Got all that? I did, and changed my settings, too, as I had also been in the dark.
The bigger problem is not the sometimes ridiculous difficulty of opting out, it’s that consumers often aren’t even aware of what their settings allow, or what it all means. If they were truly informed and actively choosing among the available options, the default setting would matter little, and be of little to no value.
But companies expect users to accept what they’re given, not know their options or not have the constant vigilance required to keep track of the available options, however limited they may be. Since the power in the industry is concentrated among few gatekeepers, and the technology is opaque and its consequences hard to foresee, default settings are some of the most important ways for companies to keep collecting and using data as they want.
So, how much are default settings worth?
In April 2021, Apple changed the default settings on iPhones and other devices so that users could not be tracked automatically via a unique identifier assigned to their Apple device. For many companies, and even for entire industries whose business models are based on tracking people online, it was a cataclysmic event. No longer would people have to opt out of such tracking by going into their settings and changing the permissions. Now the apps had to ask for and receive explicit permission before they could have access to that identifier.
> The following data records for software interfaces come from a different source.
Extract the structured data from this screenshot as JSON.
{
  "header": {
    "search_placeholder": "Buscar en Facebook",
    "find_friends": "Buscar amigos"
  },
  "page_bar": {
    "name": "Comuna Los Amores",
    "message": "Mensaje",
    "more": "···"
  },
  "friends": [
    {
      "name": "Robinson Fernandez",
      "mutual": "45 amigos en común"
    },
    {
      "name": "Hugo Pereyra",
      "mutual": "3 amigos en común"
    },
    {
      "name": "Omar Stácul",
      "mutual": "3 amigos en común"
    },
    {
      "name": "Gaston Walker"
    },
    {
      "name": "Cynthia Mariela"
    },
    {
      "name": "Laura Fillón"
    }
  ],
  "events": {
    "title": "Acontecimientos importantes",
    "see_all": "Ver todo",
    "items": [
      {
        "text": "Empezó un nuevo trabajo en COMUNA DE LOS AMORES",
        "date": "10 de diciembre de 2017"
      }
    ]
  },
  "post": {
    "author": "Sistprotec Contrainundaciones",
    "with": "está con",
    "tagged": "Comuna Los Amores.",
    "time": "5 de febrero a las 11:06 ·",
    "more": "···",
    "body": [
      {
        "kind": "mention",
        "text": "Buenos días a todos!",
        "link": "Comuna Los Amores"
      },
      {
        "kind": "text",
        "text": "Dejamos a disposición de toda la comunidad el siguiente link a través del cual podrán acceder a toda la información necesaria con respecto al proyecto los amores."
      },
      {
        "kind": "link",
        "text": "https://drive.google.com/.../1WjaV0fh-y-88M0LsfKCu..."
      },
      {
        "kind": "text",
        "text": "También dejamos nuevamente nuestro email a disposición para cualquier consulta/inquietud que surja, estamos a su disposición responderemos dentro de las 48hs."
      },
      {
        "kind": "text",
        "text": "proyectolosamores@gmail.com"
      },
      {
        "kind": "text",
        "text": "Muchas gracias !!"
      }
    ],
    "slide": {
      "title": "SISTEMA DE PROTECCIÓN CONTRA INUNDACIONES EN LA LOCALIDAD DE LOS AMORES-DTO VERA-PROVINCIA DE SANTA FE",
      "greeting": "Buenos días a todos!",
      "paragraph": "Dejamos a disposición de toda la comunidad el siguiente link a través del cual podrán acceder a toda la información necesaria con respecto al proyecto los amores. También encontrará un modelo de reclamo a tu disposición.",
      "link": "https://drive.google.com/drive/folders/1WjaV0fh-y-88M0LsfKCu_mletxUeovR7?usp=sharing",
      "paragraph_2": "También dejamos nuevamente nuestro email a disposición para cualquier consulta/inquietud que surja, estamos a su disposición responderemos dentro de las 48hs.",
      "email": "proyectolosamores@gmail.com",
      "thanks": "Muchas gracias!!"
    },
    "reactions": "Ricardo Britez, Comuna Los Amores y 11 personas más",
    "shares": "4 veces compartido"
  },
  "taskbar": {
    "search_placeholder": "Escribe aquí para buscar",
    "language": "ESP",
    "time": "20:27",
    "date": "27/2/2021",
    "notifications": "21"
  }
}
In 2021, Snap, Facebook, Twitter and YouTube were estimated to have lost about $10 billion in total because of the change. In early 2022, Meta, Facebook’s parent company, said it alone stood to lose $10 billion. Industries like mobile gaming, in which revenue largely depends on tracking users, also suffered.